# Modeling the Price Movement- What analysis should be used

I am trying to model the price of a hotel as the check-in date arrives. I have a data set which looks like- For e.g- if I am looking at the booking date of Dec 31st, I would want to analyze the movement of price for the hotels from 31st October onwards and model this movement with given variables-City, Star_rating, Accomodation_type, Chain_hotel, and Time before check-in.

I started with checking which of the variable(Feature) was more important in deciding the price of the hotel on a given day and applied multiway ANOVA. However, I am still not confident on my analysis and I am really confused that what could be the best way to model such a problem.

The question is if you really want to treat this as a time series problem. I say this because there may be no obvious/persistent autocorrelation (meaning that $$y$$ is contingent on $$y_{t-1}$$).

My take (not knowing the data) would be that each hotel has an own unobserved "identity" (like location, reputation etc) apart from star rating. Bookings (and thus prices) may also be highly contingent on time. So you could give a fixed-effects model a try. The idea is that you model this in a way like:

$$y=\alpha + \beta X+\gamma Z + \theta t + u.$$

Where $$X$$ are observed hotel characteristics, $$Z$$ are hotel fixed-effects (i.e. one indicator/dummy per hotel), $$t$$ is time (day of year or so), and $$u$$ is the error term.

In terms of model interpretation, $$X$$ are important (standard confounders), where $$Z$$ are not so relevant (and often omitted in FE regression) since $$Z$$ is only "one intercept per hotel". If you are interested in modeling the time aspect, clever encoding of $$t$$ is key. It is hard to tell how this could work out without knowing the data. There are two general options, a) dummy encoding (one dummy/indicator per time step) or continuous treatment (calender day?), maybe with a lagged component (price yesterday). In the latter case, you go in the direction of dynamic panel, which can be a little challanging.

You can try OLS first since it is very efficient in terms of computation.

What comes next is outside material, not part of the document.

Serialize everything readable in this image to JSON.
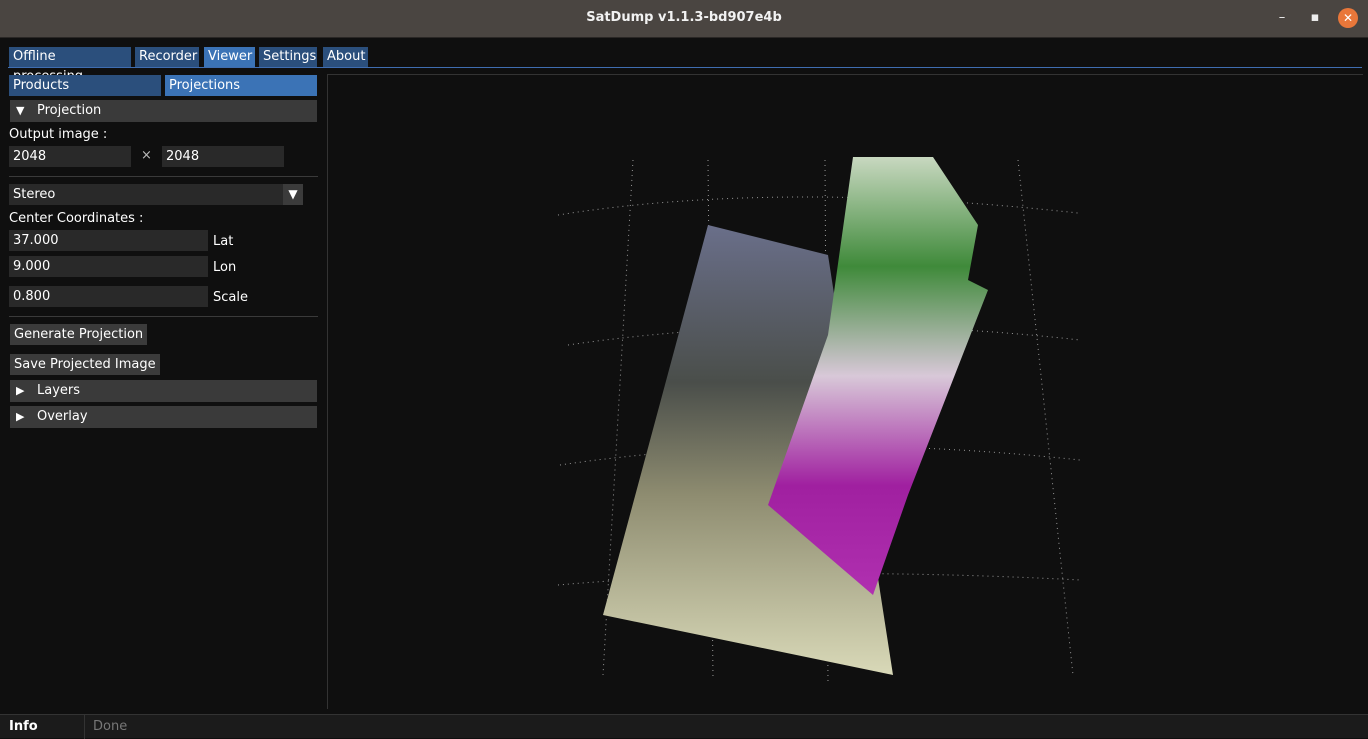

In order to get a better fit you may also try boosting, e.g. based on LightGBM. Here is a minimal example for boosting regression (but no fixed-effect model, just a normal one).

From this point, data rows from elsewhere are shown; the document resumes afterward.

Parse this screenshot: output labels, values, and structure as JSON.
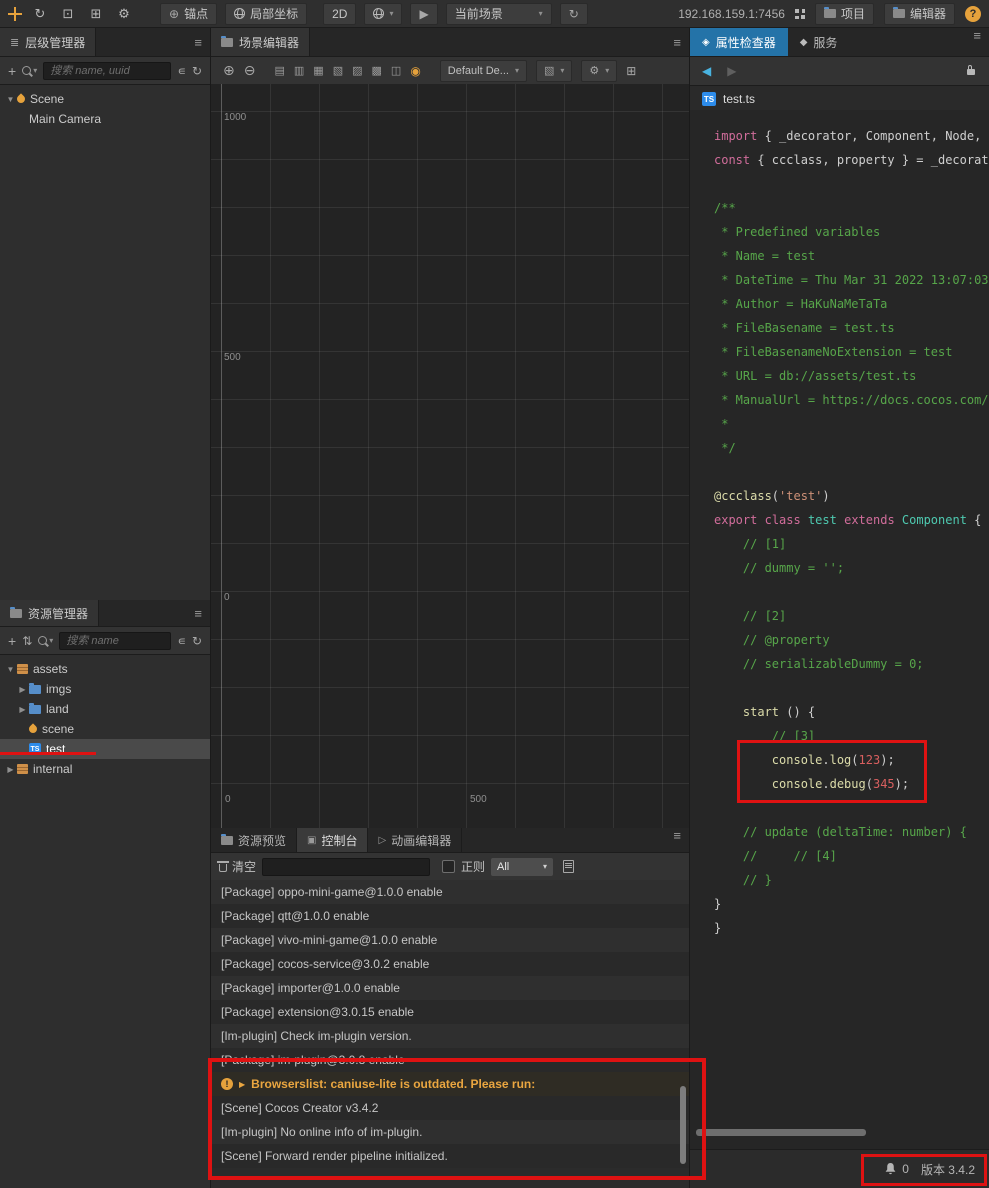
{
  "colors": {
    "accent_blue": "#2473a8",
    "warn_orange": "#e6a23c",
    "annotation_red": "#de1212",
    "selection": "#4a4a4a",
    "ts_blue": "#2d8ceb"
  },
  "topbar": {
    "anchor": "锚点",
    "local_coords": "局部坐标",
    "mode_2d": "2D",
    "scene_select": "当前场景",
    "address": "192.168.159.1:7456",
    "project": "项目",
    "editor": "编辑器",
    "help": "?"
  },
  "hierarchy": {
    "title": "层级管理器",
    "search_placeholder": "搜索 name, uuid",
    "tree": [
      {
        "label": "Scene",
        "depth": 0,
        "expander": "down",
        "icon": "scene"
      },
      {
        "label": "Main Camera",
        "depth": 1,
        "expander": "none",
        "icon": "none"
      }
    ]
  },
  "assets": {
    "title": "资源管理器",
    "search_placeholder": "搜索 name",
    "tree": [
      {
        "label": "assets",
        "depth": 0,
        "expander": "down",
        "icon": "pack"
      },
      {
        "label": "imgs",
        "depth": 1,
        "expander": "right",
        "icon": "folder"
      },
      {
        "label": "land",
        "depth": 1,
        "expander": "right",
        "icon": "folder"
      },
      {
        "label": "scene",
        "depth": 1,
        "expander": "none",
        "icon": "scene"
      },
      {
        "label": "test",
        "depth": 1,
        "expander": "none",
        "icon": "ts",
        "badge": "TS",
        "selected": true
      },
      {
        "label": "internal",
        "depth": 0,
        "expander": "right",
        "icon": "pack"
      }
    ]
  },
  "scene": {
    "title": "场景编辑器",
    "gizmo_dropdown": "Default De...",
    "ruler_y": [
      "1000",
      "500",
      "0"
    ],
    "ruler_x": [
      "0",
      "500"
    ]
  },
  "console": {
    "tabs": [
      {
        "label": "资源预览"
      },
      {
        "label": "控制台"
      },
      {
        "label": "动画编辑器"
      }
    ],
    "clear": "清空",
    "regex": "正则",
    "filter": "All",
    "logs": [
      {
        "text": "[Package] oppo-mini-game@1.0.0 enable"
      },
      {
        "text": "[Package] qtt@1.0.0 enable"
      },
      {
        "text": "[Package] vivo-mini-game@1.0.0 enable"
      },
      {
        "text": "[Package] cocos-service@3.0.2 enable"
      },
      {
        "text": "[Package] importer@1.0.0 enable"
      },
      {
        "text": "[Package] extension@3.0.15 enable"
      },
      {
        "text": "[Im-plugin] Check im-plugin version."
      },
      {
        "text": "[Package] im-plugin@3.0.8 enable"
      },
      {
        "text": "Browserslist: caniuse-lite is outdated. Please run:",
        "type": "warn"
      },
      {
        "text": "[Scene] Cocos Creator v3.4.2"
      },
      {
        "text": "[Im-plugin] No online info of im-plugin."
      },
      {
        "text": "[Scene] Forward render pipeline initialized."
      }
    ]
  },
  "inspector": {
    "tabs": [
      {
        "label": "属性检查器"
      },
      {
        "label": "服务"
      }
    ],
    "file_badge": "TS",
    "file_name": "test.ts",
    "code": [
      [
        [
          "kw",
          "import"
        ],
        [
          "pl",
          " { _decorator, Component, Node, "
        ]
      ],
      [
        [
          "kw",
          "const"
        ],
        [
          "pl",
          " { ccclass, property } = _decorator;"
        ]
      ],
      [],
      [
        [
          "cm",
          "/**"
        ]
      ],
      [
        [
          "cm",
          " * Predefined variables"
        ]
      ],
      [
        [
          "cm",
          " * Name = test"
        ]
      ],
      [
        [
          "cm",
          " * DateTime = Thu Mar 31 2022 13:07:03"
        ]
      ],
      [
        [
          "cm",
          " * Author = HaKuNaMeTaTa"
        ]
      ],
      [
        [
          "cm",
          " * FileBasename = test.ts"
        ]
      ],
      [
        [
          "cm",
          " * FileBasenameNoExtension = test"
        ]
      ],
      [
        [
          "cm",
          " * URL = db://assets/test.ts"
        ]
      ],
      [
        [
          "cm",
          " * ManualUrl = https://docs.cocos.com/"
        ]
      ],
      [
        [
          "cm",
          " *"
        ]
      ],
      [
        [
          "cm",
          " */"
        ]
      ],
      [],
      [
        [
          "dec",
          "@ccclass"
        ],
        [
          "pl",
          "("
        ],
        [
          "str",
          "'test'"
        ],
        [
          "pl",
          ")"
        ]
      ],
      [
        [
          "kw",
          "export"
        ],
        [
          "pl",
          " "
        ],
        [
          "kw",
          "class"
        ],
        [
          "pl",
          " "
        ],
        [
          "cls",
          "test"
        ],
        [
          "pl",
          " "
        ],
        [
          "kw",
          "extends"
        ],
        [
          "pl",
          " "
        ],
        [
          "cls",
          "Component"
        ],
        [
          "pl",
          " {"
        ]
      ],
      [
        [
          "cm",
          "    // [1]"
        ]
      ],
      [
        [
          "cm",
          "    // dummy = '';"
        ]
      ],
      [],
      [
        [
          "cm",
          "    // [2]"
        ]
      ],
      [
        [
          "cm",
          "    // @property"
        ]
      ],
      [
        [
          "cm",
          "    // serializableDummy = 0;"
        ]
      ],
      [],
      [
        [
          "pl",
          "    "
        ],
        [
          "fn",
          "start"
        ],
        [
          "pl",
          " () {"
        ]
      ],
      [
        [
          "cm",
          "        // [3]"
        ]
      ],
      [
        [
          "pl",
          "        "
        ],
        [
          "fn",
          "console"
        ],
        [
          "pl",
          "."
        ],
        [
          "fn",
          "log"
        ],
        [
          "pl",
          "("
        ],
        [
          "num",
          "123"
        ],
        [
          "pl",
          ");"
        ]
      ],
      [
        [
          "pl",
          "        "
        ],
        [
          "fn",
          "console"
        ],
        [
          "pl",
          "."
        ],
        [
          "fn",
          "debug"
        ],
        [
          "pl",
          "("
        ],
        [
          "num",
          "345"
        ],
        [
          "pl",
          ");"
        ]
      ],
      [],
      [
        [
          "cm",
          "    // update (deltaTime: number) {"
        ]
      ],
      [
        [
          "cm",
          "    //     // [4]"
        ]
      ],
      [
        [
          "cm",
          "    // }"
        ]
      ],
      [
        [
          "pl",
          "}"
        ]
      ],
      [
        [
          "pl",
          "}"
        ]
      ]
    ]
  },
  "statusbar": {
    "count": "0",
    "version": "版本 3.4.2"
  }
}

• Hi Peter, this is really helpful, I am a little new to this domain and I have two concerns: 1. Since, all the features available to me are categorical(star rating, lead time, accommodation type, chain hotel) and my y variable is sales, a continuous variable, I am a little confused about can we use only these categorical variables to fit the continuous variable 2. At what level shall I be running the model, for e.g- at transaction level(each row is one data point) or shall I run at hotel level(I doubt this would be possible as each hotel has multiple bookings for multiple checkin dates) Thanks! – Shubham Malviya Aug 17 at 10:25
• You can estimate $y$ (continuous) and $X$ and $t$ (all categorical), the question is how well it works (but with all methods, I guess). Run a regression on the transaction level and include one category (indicator/dummy) per hotel to model FEs (the $Z$) above. – Peter Aug 17 at 11:00
• 1/2 - Thanks for the response. I tried running two models. Model-A= I ran the model at the transaction level and created dummy variables for each of 141 hotels(Now data has the same number of observation but 141 dummy cols for hotels+n dummy cols for star rating, accommodation type...) and I ran a simple regression. But now since I am running the model at trans level- 1. I think I am not able to capture the time component of the data. 2. Now since I have 141 dummy cols, does beta corresponding to each of this cols represent the effectiveness of individual heterogeneity? – Shubham Malviya Aug 17 at 22:59
• 2/2 I also ran another Model B= I ran this model at (hotel, Lead time) and (check-in date), converting three-dimensional panel data into two by merging hotel_id and Lead time and ran Fixed Effect Estimator, however, this model does not fit at all. I am really confused here, is there anything I am missing? Thanks for your help and support. – Shubham Malviya Aug 17 at 23:16
• I added some more details to my answer. However, without knowing the data I cannot do more in the moment. Regarding 2) if your model does not fit, you did something wrong, likely because of multicollinearity. – Peter Aug 18 at 11:56